Researchers from the Danish Technological Institute (DTI) – in co-operation with Aarhus University and a number of food product and packaging companies – are working on better ways to package food products, thus optimising their shelf life.

“There is a lot of money to be saved for consumers and the retail business if we can extend the durability of our food products by packaging them in more intelligent ways,” said the environment and food minister, Esben Lunde Larsen.

“Furthermore, the new packaging can benefit the climate in terms of reduced CO2 emissions. It’s important we support efforts that help reduce food waste and improve the environment.”

READ MORE: Copenhagen’s first packaging-free shop opens

LØS waste, more benefits
One of the problems with today’s packaging is that it is tightly enclosed around the food in order to keep items in place. However, the practice offers good conditions for micro-organisms that ultimately destroy the products.

The project is expected to save around 244 million kroner in food waste and reduce CO2 emissions by 24,500 tonnes annually. The Environment and Food Ministry has supported the project with about 3.5 million kroner.

Food waste is very much on the agenda in Denmark at the moment.

LØS Market – the capital’s first packaging-free grocery store – is due to open in Copenhagen on September 3.
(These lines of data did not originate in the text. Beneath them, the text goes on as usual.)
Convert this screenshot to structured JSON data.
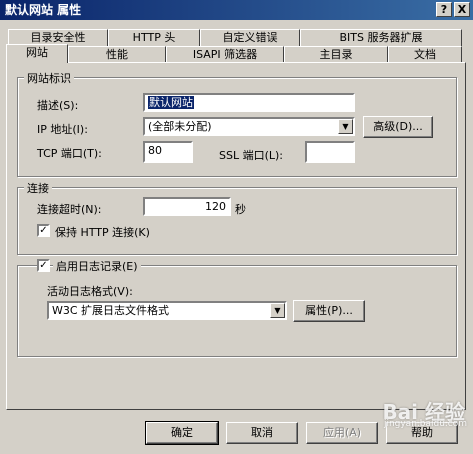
{
  "window": {
    "title": "默认网站 属性",
    "help_btn": "?",
    "close_btn": "X"
  },
  "tabs_back": [
    "目录安全性",
    "HTTP 头",
    "自定义错误",
    "BITS 服务器扩展"
  ],
  "tabs_front": [
    "网站",
    "性能",
    "ISAPI 筛选器",
    "主目录",
    "文档"
  ],
  "identity": {
    "group_label": "网站标识",
    "desc_label": "描述(S):",
    "desc_value": "默认网站",
    "ip_label": "IP 地址(I):",
    "ip_value": "(全部未分配)",
    "advanced_btn": "高级(D)...",
    "tcp_label": "TCP 端口(T):",
    "tcp_value": "80",
    "ssl_label": "SSL 端口(L):",
    "ssl_value": ""
  },
  "connection": {
    "group_label": "连接",
    "timeout_label": "连接超时(N):",
    "timeout_value": "120",
    "timeout_unit": "秒",
    "keepalive_label": "保持 HTTP 连接(K)",
    "keepalive_checked": true
  },
  "logging": {
    "enable_label": "启用日志记录(E)",
    "enable_checked": true,
    "format_label": "活动日志格式(V):",
    "format_value": "W3C 扩展日志文件格式",
    "props_btn": "属性(P)..."
  },
  "footer": {
    "ok": "确定",
    "cancel": "取消",
    "apply": "应用(A)",
    "help": "帮助"
  },
  "watermark": {
    "text": "Bai 经验",
    "url": "jingyan.baidu.com"
  }
}
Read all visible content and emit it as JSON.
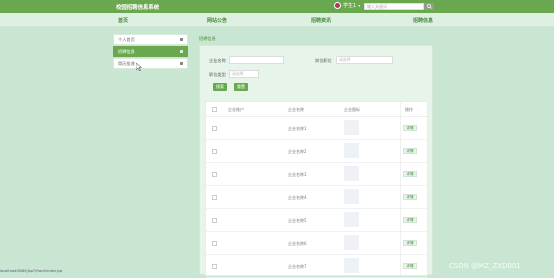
{
  "topbar": {
    "brand": "校园招聘信息系统",
    "user_name": "学生1",
    "search_placeholder": "输入关键词",
    "avatar_icon": "avatar-icon",
    "search_icon": "search-icon"
  },
  "nav": {
    "items": [
      "首页",
      "网站公告",
      "招聘资讯",
      "招聘信息"
    ]
  },
  "sidebar": {
    "items": [
      {
        "label": "个人首页",
        "active": false
      },
      {
        "label": "招聘信息",
        "active": true
      },
      {
        "label": "简历投递",
        "active": false
      }
    ]
  },
  "breadcrumb": "招聘信息",
  "form": {
    "company_name_label": "企业名称",
    "job_title_label": "岗位职位",
    "job_title_placeholder": "请选择",
    "job_type_label": "职位类型",
    "job_type_placeholder": "请选择",
    "search_button": "搜索",
    "reset_button": "重置"
  },
  "table": {
    "headers": [
      "企业账户",
      "企业名称",
      "企业图标",
      "操作"
    ],
    "rows": [
      {
        "name": "企业名称1",
        "action": "详情"
      },
      {
        "name": "企业名称2",
        "action": "详情"
      },
      {
        "name": "企业名称3",
        "action": "详情"
      },
      {
        "name": "企业名称4",
        "action": "详情"
      },
      {
        "name": "企业名称5",
        "action": "详情"
      },
      {
        "name": "企业名称6",
        "action": "详情"
      },
      {
        "name": "企业名称7",
        "action": "详情"
      }
    ]
  },
  "statusbar": "localhost:8080/jsp7/front/index.jsp",
  "watermark": "CSDN @MZ_ZXD001",
  "colors": {
    "accent": "#6aa84f",
    "background": "#c9e6d2"
  }
}
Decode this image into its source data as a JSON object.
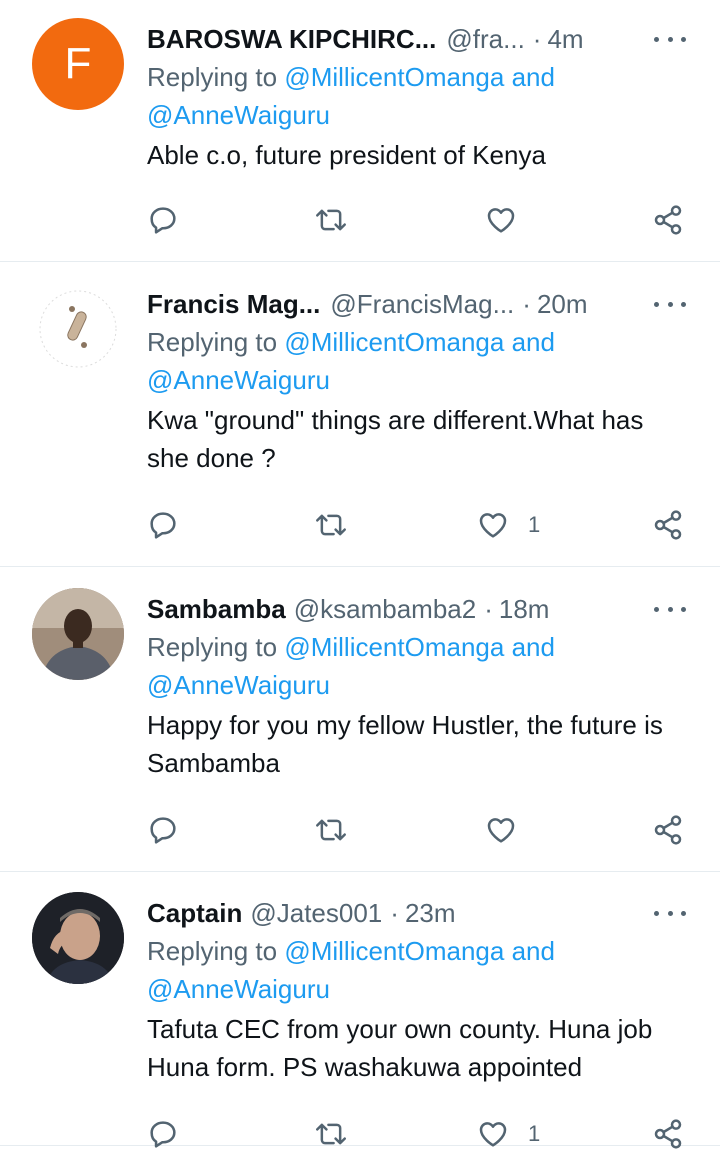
{
  "tweets": [
    {
      "avatar_letter": "F",
      "name": "BAROSWA KIPCHIRC...",
      "handle": "@fra...",
      "time": "4m",
      "reply_prefix": "Replying to ",
      "mention1": "@MillicentOmanga",
      "and": " and",
      "mention2": "@AnneWaiguru",
      "text": "Able c.o, future president of Kenya",
      "likes": ""
    },
    {
      "name": "Francis Mag...",
      "handle": "@FrancisMag...",
      "time": "20m",
      "reply_prefix": "Replying to ",
      "mention1": "@MillicentOmanga",
      "and": " and",
      "mention2": "@AnneWaiguru",
      "text": "Kwa \"ground\" things are different.What has she done ?",
      "likes": "1"
    },
    {
      "name": "Sambamba",
      "handle": "@ksambamba2",
      "time": "18m",
      "reply_prefix": "Replying to ",
      "mention1": "@MillicentOmanga",
      "and": " and",
      "mention2": "@AnneWaiguru",
      "text": "Happy for you my fellow Hustler, the future is Sambamba",
      "likes": ""
    },
    {
      "name": "Captain",
      "handle": "@Jates001",
      "time": "23m",
      "reply_prefix": "Replying to ",
      "mention1": "@MillicentOmanga",
      "and": " and",
      "mention2": "@AnneWaiguru",
      "text": "Tafuta CEC from your own county. Huna job Huna form. PS washakuwa appointed",
      "likes": "1"
    }
  ],
  "colors": {
    "accent": "#1d9bf0",
    "secondary_text": "#536471",
    "avatar_orange": "#f26a0f"
  },
  "icons": [
    "reply-icon",
    "retweet-icon",
    "like-icon",
    "share-icon",
    "more-icon"
  ]
}
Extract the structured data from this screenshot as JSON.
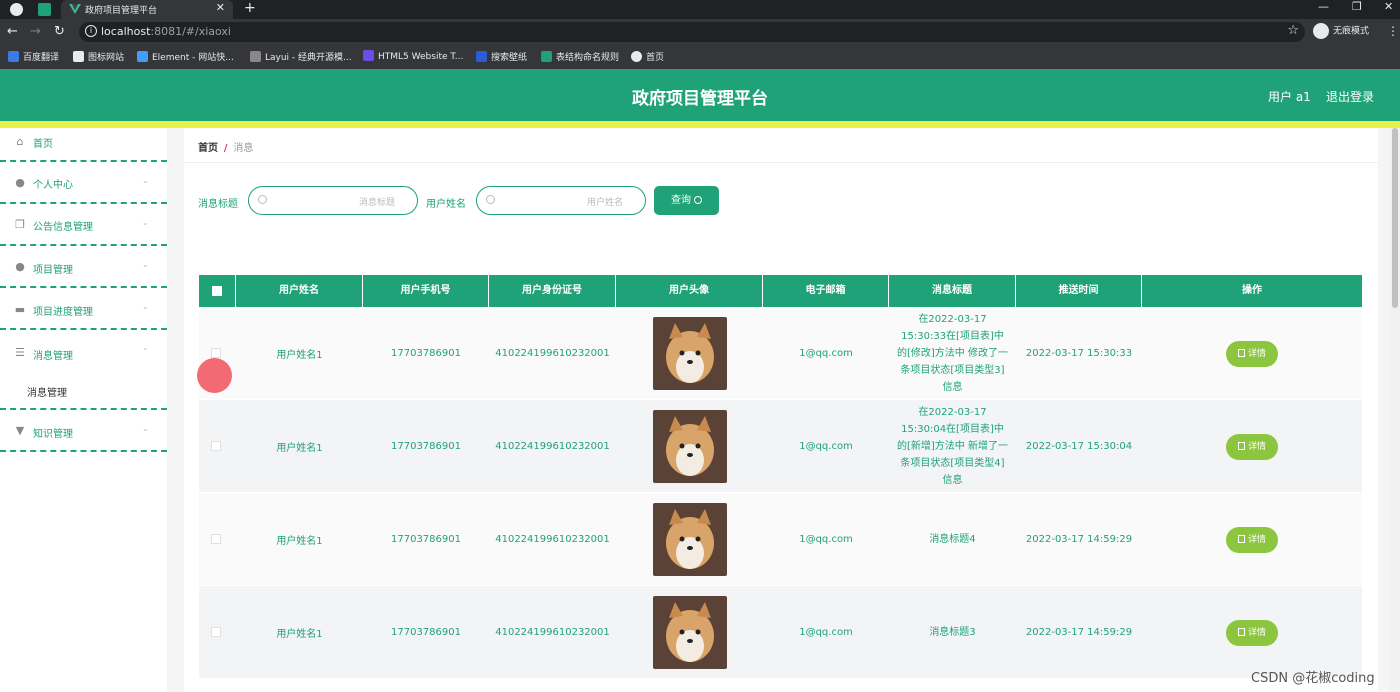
{
  "browser": {
    "tab_title": "政府项目管理平台",
    "tab_close": "✕",
    "new_tab": "+",
    "url_host": "localhost",
    "url_rest": ":8081/#/xiaoxi",
    "incognito_label": "无痕模式",
    "bookmarks": [
      {
        "label": "百度翻译",
        "color": "#3b7be8"
      },
      {
        "label": "图标网站",
        "color": "#333333"
      },
      {
        "label": "Element - 网站快...",
        "color": "#409eff"
      },
      {
        "label": "Layui - 经典开源模...",
        "color": "#888888"
      },
      {
        "label": "HTML5 Website T...",
        "color": "#6a4de2"
      },
      {
        "label": "搜索壁纸",
        "color": "#2f5bd8"
      },
      {
        "label": "表结构命名规则",
        "color": "#1fa277"
      },
      {
        "label": "首页",
        "color": "#e8eaed"
      }
    ]
  },
  "header": {
    "title": "政府项目管理平台",
    "user": "用户 a1",
    "logout": "退出登录"
  },
  "sidebar": {
    "items": [
      {
        "label": "首页",
        "icon": "home-icon",
        "glyph": "⌂"
      },
      {
        "label": "个人中心",
        "icon": "user-icon",
        "glyph": "●"
      },
      {
        "label": "公告信息管理",
        "icon": "copy-icon",
        "glyph": "❐"
      },
      {
        "label": "项目管理",
        "icon": "person-icon",
        "glyph": "●"
      },
      {
        "label": "项目进度管理",
        "icon": "briefcase-icon",
        "glyph": "▬"
      },
      {
        "label": "消息管理",
        "icon": "menu-icon",
        "glyph": "☰"
      },
      {
        "label": "知识管理",
        "icon": "pin-icon",
        "glyph": "▼"
      }
    ],
    "submenu": "消息管理"
  },
  "breadcrumb": {
    "home": "首页",
    "separator": "/",
    "current": "消息"
  },
  "search": {
    "title_label": "消息标题",
    "title_placeholder": "消息标题",
    "name_label": "用户姓名",
    "name_placeholder": "用户姓名",
    "button": "查询"
  },
  "table": {
    "columns": [
      "用户姓名",
      "用户手机号",
      "用户身份证号",
      "用户头像",
      "电子邮箱",
      "消息标题",
      "推送时间",
      "操作"
    ],
    "rows": [
      {
        "name": "用户姓名1",
        "phone": "17703786901",
        "id_card": "410224199610232001",
        "email": "1@qq.com",
        "title": "在2022-03-17 15:30:33在[项目表]中的[修改]方法中 修改了一条项目状态[项目类型3]信息",
        "time": "2022-03-17 15:30:33",
        "action": "详情"
      },
      {
        "name": "用户姓名1",
        "phone": "17703786901",
        "id_card": "410224199610232001",
        "email": "1@qq.com",
        "title": "在2022-03-17 15:30:04在[项目表]中的[新增]方法中 新增了一条项目状态[项目类型4]信息",
        "time": "2022-03-17 15:30:04",
        "action": "详情"
      },
      {
        "name": "用户姓名1",
        "phone": "17703786901",
        "id_card": "410224199610232001",
        "email": "1@qq.com",
        "title": "消息标题4",
        "time": "2022-03-17 14:59:29",
        "action": "详情"
      },
      {
        "name": "用户姓名1",
        "phone": "17703786901",
        "id_card": "410224199610232001",
        "email": "1@qq.com",
        "title": "消息标题3",
        "time": "2022-03-17 14:59:29",
        "action": "详情"
      }
    ]
  },
  "watermark": "CSDN @花椒coding",
  "colors": {
    "primary": "#1fa277",
    "accent_yellow": "#e9f04a",
    "detail_button": "#8cc63f"
  }
}
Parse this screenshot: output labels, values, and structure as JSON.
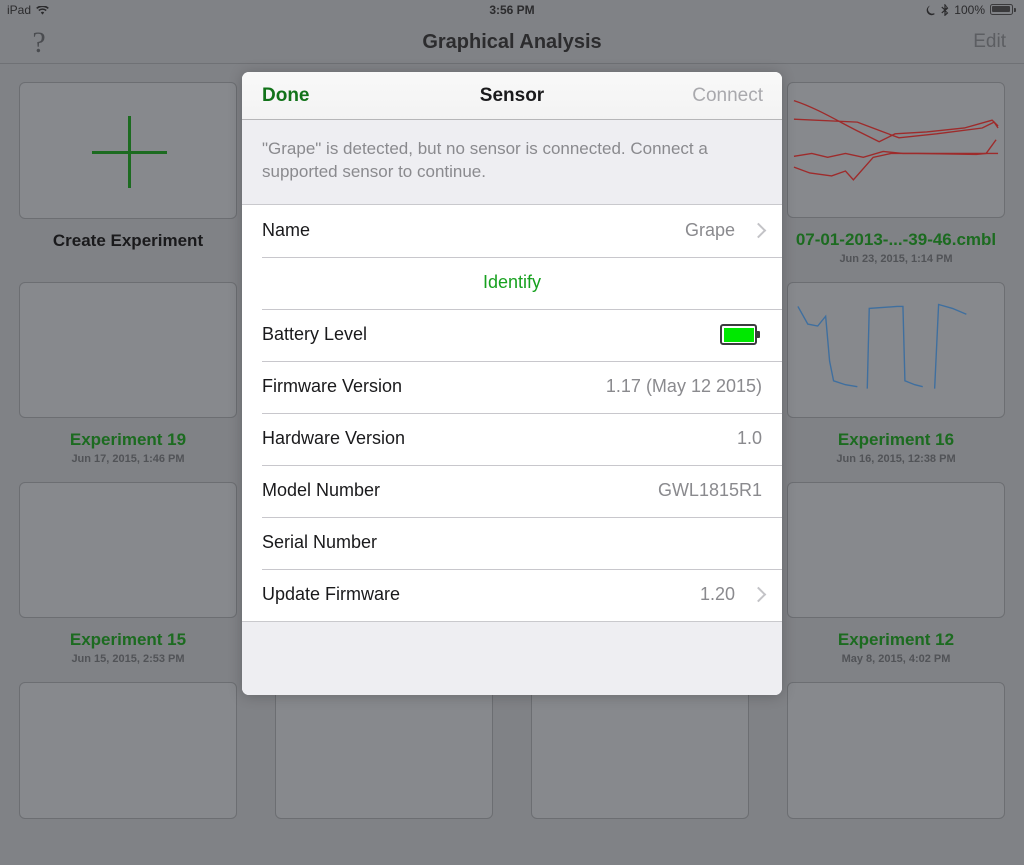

Located at Saxogade 77 in Vesterbro, it will sell over 400 organic products in bulk without packaging. Customers will be able to buy the exact amount of food they want from specially-designed dispensers.